When the rate of inflation decreases, it is disinflation. Do not confuse disinflation as the opposite of inflation. During disinflation, inflation is still happening, but the rates keep falling. The rate of inflation can fall until it reaches zero. Deflation rates always remain positive, even though the rates are falling. The opposite of disinflation is reflation. Reflation is a situation in which government tries to increase the supply of money in the economy.
Disinflation is a government manoeuvre. The government takes action to bring down the price levels of goods and services from inflated amounts. Disinflation is necessary for the economy.
Causes of Disinflation
- Monetary policies: A nation’s central bank has the power to control the supply of money in the economy. They can decide to bring down the flow of money in the economy, thus leading to deflation.
- Recession: when businesses do not increase the prices of their products, to gain more customers, it can bring down the inflation levels, causing disinflation.
Effects of Disinflation
- Increases individual purchasing power: While there is still inflation in the economy, the prices of goods and services do reduce during disinflation. However, individuals' jobs and salaries are not affected. Hence, it increases their purchasing power.
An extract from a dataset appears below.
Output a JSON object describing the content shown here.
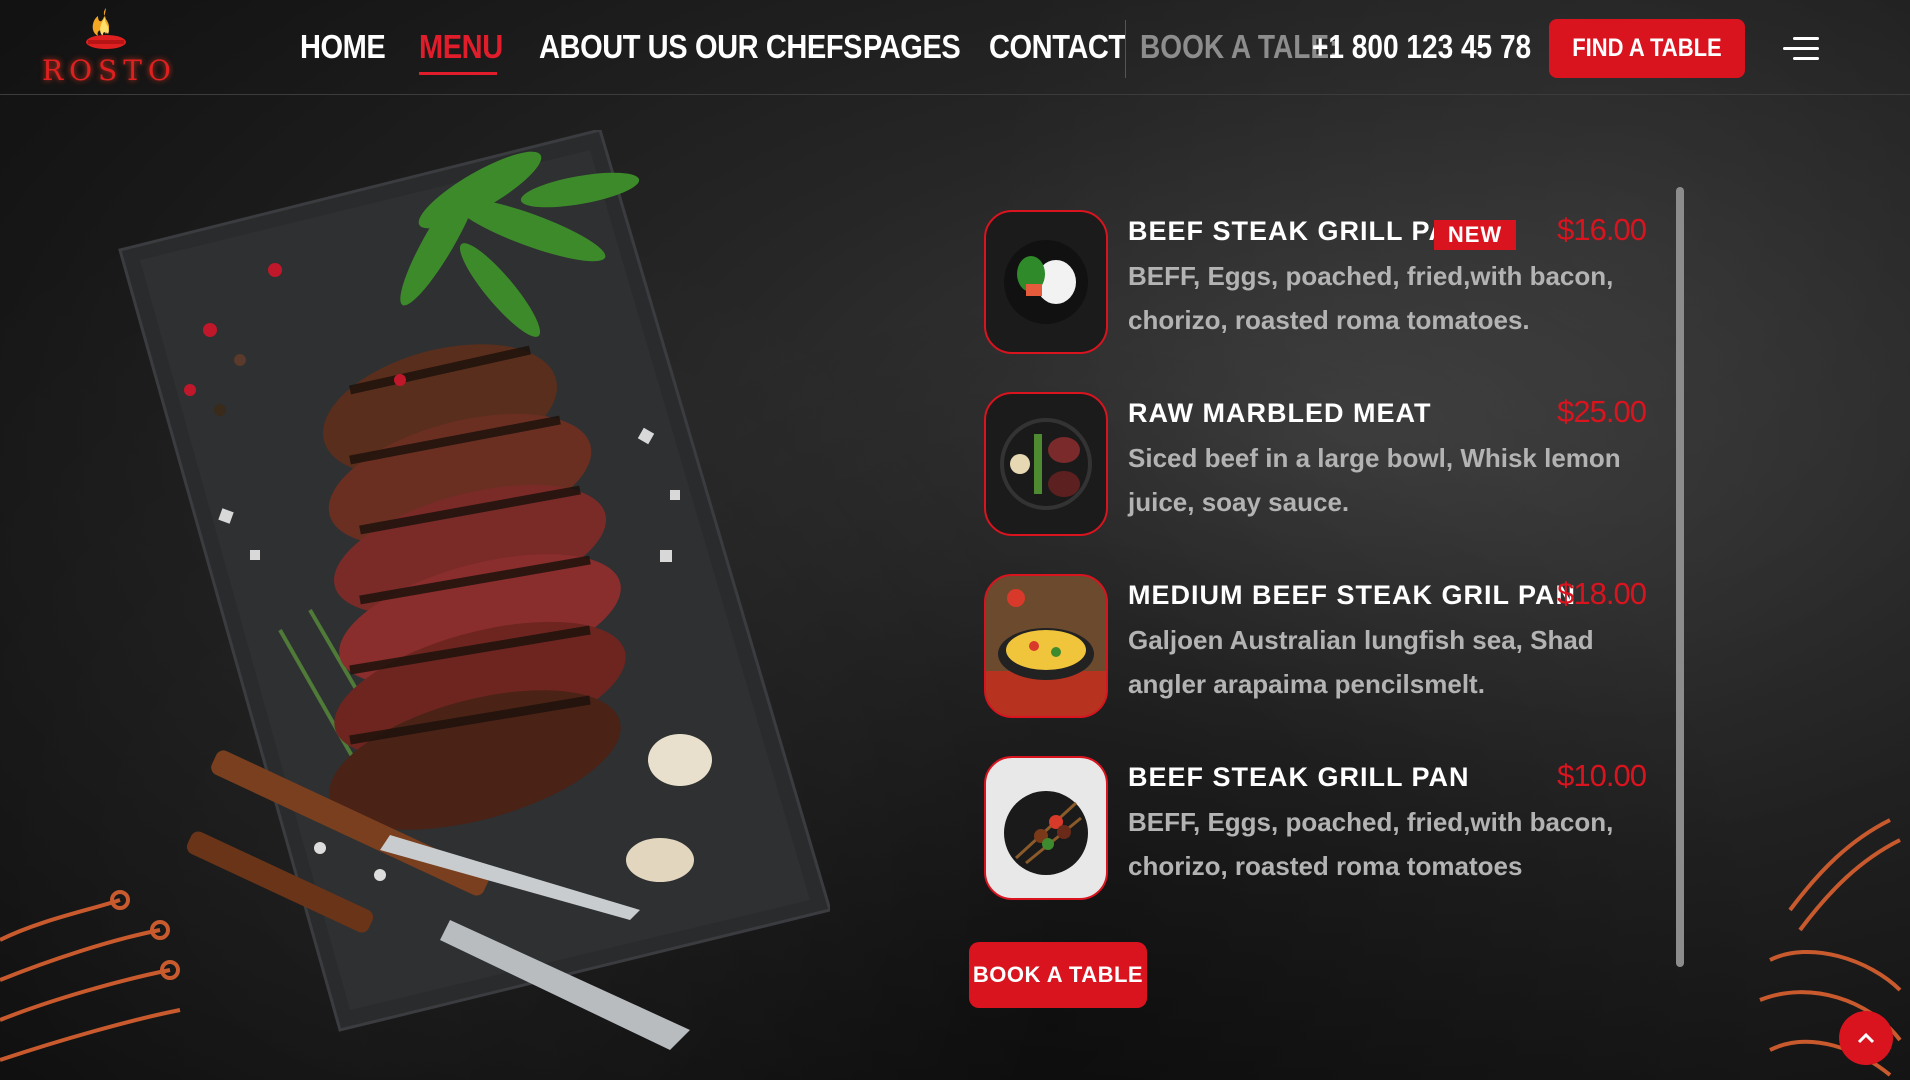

- Protects savings: During disinflation, the value of money increases. Hence, it protects the savings of individuals.
- Disinflation helps improve demand for domestically produced goods in the international markets.
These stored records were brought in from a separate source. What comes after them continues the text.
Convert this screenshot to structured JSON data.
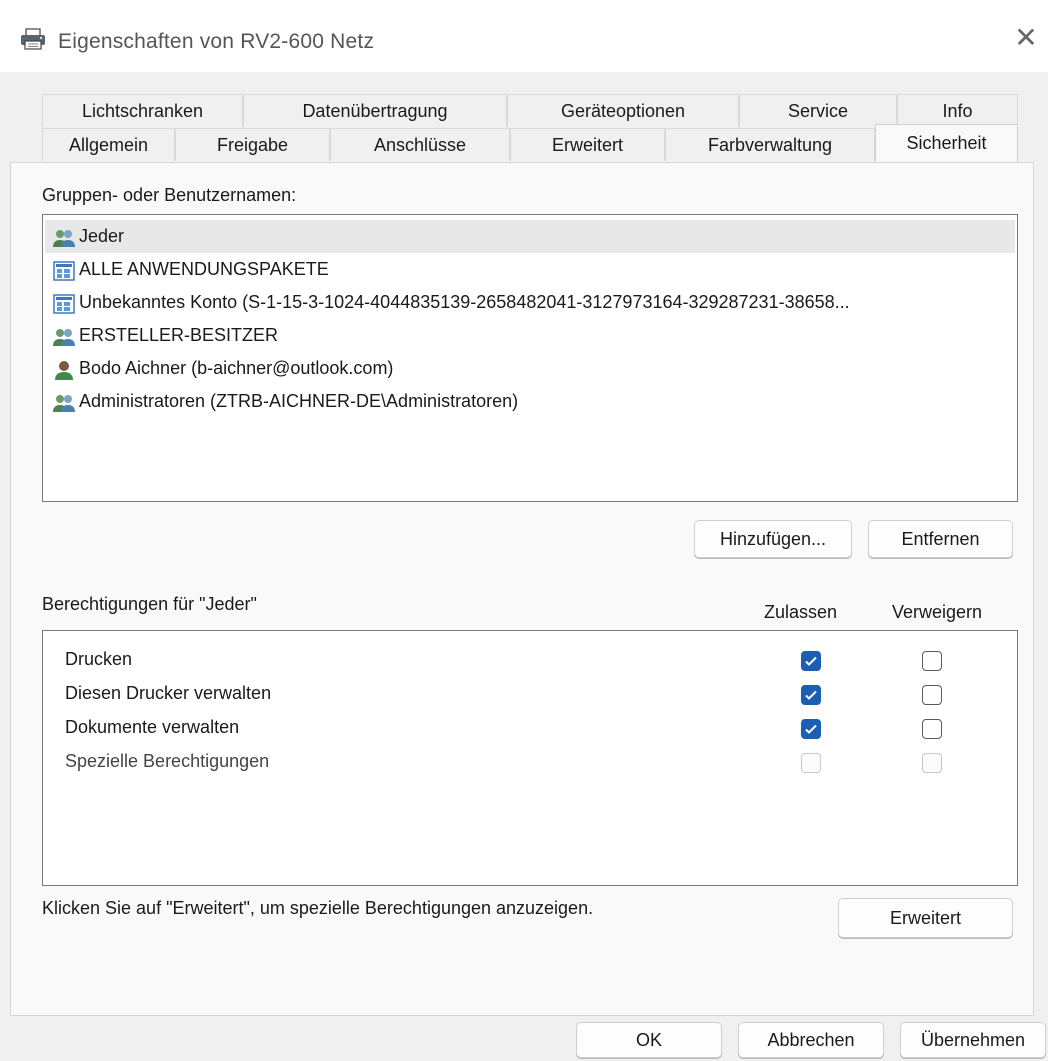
{
  "window": {
    "title": "Eigenschaften von RV2-600 Netz",
    "icon": "printer-icon",
    "close_glyph": "✕"
  },
  "tabs_row1": [
    {
      "label": "Lichtschranken"
    },
    {
      "label": "Datenübertragung"
    },
    {
      "label": "Geräteoptionen"
    },
    {
      "label": "Service"
    },
    {
      "label": "Info"
    }
  ],
  "tabs_row2": [
    {
      "label": "Allgemein"
    },
    {
      "label": "Freigabe"
    },
    {
      "label": "Anschlüsse"
    },
    {
      "label": "Erweitert"
    },
    {
      "label": "Farbverwaltung"
    },
    {
      "label": "Sicherheit",
      "active": true
    }
  ],
  "groups": {
    "heading": "Gruppen- oder Benutzernamen:",
    "items": [
      {
        "label": "Jeder",
        "icon": "group-icon",
        "selected": true
      },
      {
        "label": "ALLE ANWENDUNGSPAKETE",
        "icon": "app-package-icon"
      },
      {
        "label": "Unbekanntes Konto (S-1-15-3-1024-4044835139-2658482041-3127973164-329287231-38658...",
        "icon": "unknown-account-icon"
      },
      {
        "label": "ERSTELLER-BESITZER",
        "icon": "group-icon"
      },
      {
        "label": "Bodo Aichner (b-aichner@outlook.com)",
        "icon": "user-icon"
      },
      {
        "label": "Administratoren (ZTRB-AICHNER-DE\\Administratoren)",
        "icon": "group-icon"
      }
    ],
    "add_button": "Hinzufügen...",
    "remove_button": "Entfernen"
  },
  "permissions": {
    "heading": "Berechtigungen für \"Jeder\"",
    "col_allow": "Zulassen",
    "col_deny": "Verweigern",
    "rows": [
      {
        "label": "Drucken",
        "allow": true,
        "deny": false,
        "disabled": false
      },
      {
        "label": "Diesen Drucker verwalten",
        "allow": true,
        "deny": false,
        "disabled": false
      },
      {
        "label": "Dokumente verwalten",
        "allow": true,
        "deny": false,
        "disabled": false
      },
      {
        "label": "Spezielle Berechtigungen",
        "allow": false,
        "deny": false,
        "disabled": true
      }
    ],
    "hint": "Klicken Sie auf \"Erweitert\", um spezielle Berechtigungen anzuzeigen.",
    "advanced_button": "Erweitert"
  },
  "footer": {
    "ok": "OK",
    "cancel": "Abbrechen",
    "apply": "Übernehmen"
  },
  "colors": {
    "accent": "#1a5fb4",
    "selection": "#e8e8e8"
  }
}
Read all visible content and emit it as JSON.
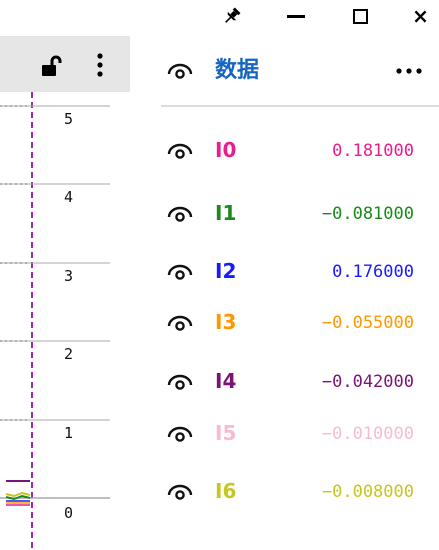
{
  "window_controls": {
    "pin_icon": "pin-icon",
    "minimize_icon": "minimize-icon",
    "maximize_icon": "maximize-icon",
    "close_icon": "close-icon",
    "close_glyph": "×"
  },
  "graph": {
    "toolbar_icons": [
      "lock-open-icon",
      "more-vertical-icon"
    ],
    "y_axis_labels": [
      "5",
      "4",
      "3",
      "2",
      "1",
      "0"
    ],
    "axis_color": "#9c27b0"
  },
  "algebra": {
    "title": "数据",
    "header_icons": [
      "eye-icon",
      "more-horizontal-icon"
    ],
    "title_color": "#1565c0",
    "rows": [
      {
        "name": "I0",
        "value": "0.181000",
        "color": "#e91e8c"
      },
      {
        "name": "I1",
        "value": "−0.081000",
        "color": "#1a8a1a"
      },
      {
        "name": "I2",
        "value": "0.176000",
        "color": "#1a1aff"
      },
      {
        "name": "I3",
        "value": "−0.055000",
        "color": "#ff9800"
      },
      {
        "name": "I4",
        "value": "−0.042000",
        "color": "#7b1475"
      },
      {
        "name": "I5",
        "value": "−0.010000",
        "color": "#f8bbd0"
      },
      {
        "name": "I6",
        "value": "−0.008000",
        "color": "#c6c620"
      }
    ]
  }
}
- During disinflation, the prices of goods and services fall at high rates. The rates usually keep falling till it reaches zero inflation. Hence, the falling rates can encourage customers to purchase more products.
Factors Affecting Disinflation
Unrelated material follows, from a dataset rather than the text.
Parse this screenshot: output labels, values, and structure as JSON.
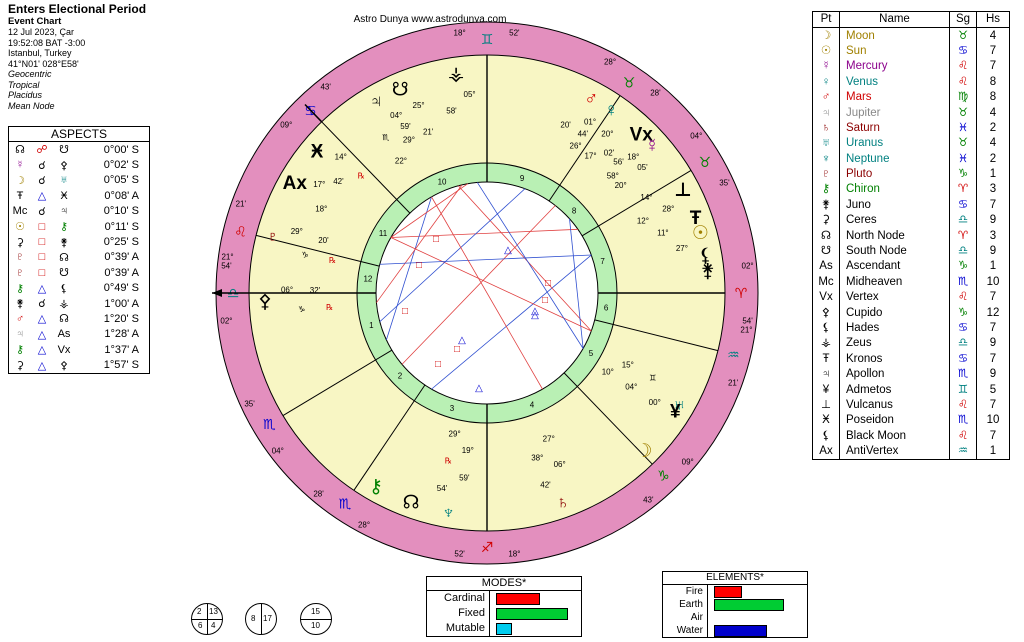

- Consumer behaviour: When consumers spend more money and purchase goods and services, the demand goes up. This situation increases the prices, thereby increasing inflation. When consumers spend less money on goods and services, the demand reduces. This situation causes a reduction in prices, thereby causing disinflation.
- Money supply: The presence of available money affects the purchasing habits of consumers. To reduce inflation, the government declares policies that will reduce consumer spending.
- Government regulations: the government can control the disinflation in an economy. If they feel the prices have been increasing too much, they can create regulations to bring down the prices.
- Employment: an individual’s employment status can affect their purchasing behaviour. If they are making enough money, they will spend more, thus increasing demand and prices. In contrast, if an individual is experiencing salary reduction, they may spend less money, thereby decreasing demand and inflation. A decrease in inflation causes disinflation.
The same formula for calculating deflation and inflation also calculates disinflation. The formula is as follows,
Disinflation rate =CPIc-CPIpCPIp×100
“CPIc" stands for the price index of the current year
“CPIp" stands for the price index of the previous year
Main Differences between Deflation and Disinflation (in Points)
- A reduction in prices of goods and services in the whole economy is deflation. A decrease in the inflation rates is disinflation.
- Deflation negatively affects the economy. Disinflation is good for a developing economy.
- Deflation causes unemployment. Disinflation does not negatively affect employment.
- Deflation brings inflation rates below zero making it negative. Disinflation never falls below zero. It is always positive.
- A decrease in demand or an increase in supply causes deflation. Government policies cause disinflation. The government takes measures to reduce inflation rates, thereby causing disinflation.
In short, deflation and disinflation are concepts dealing with the flow of money in the economy. During deflation, a decrease in demand causes the prices of goods and services to reduce. It is a negative reduction of inflation rates going below zero. In disinflation, the reduction of prices remains positive.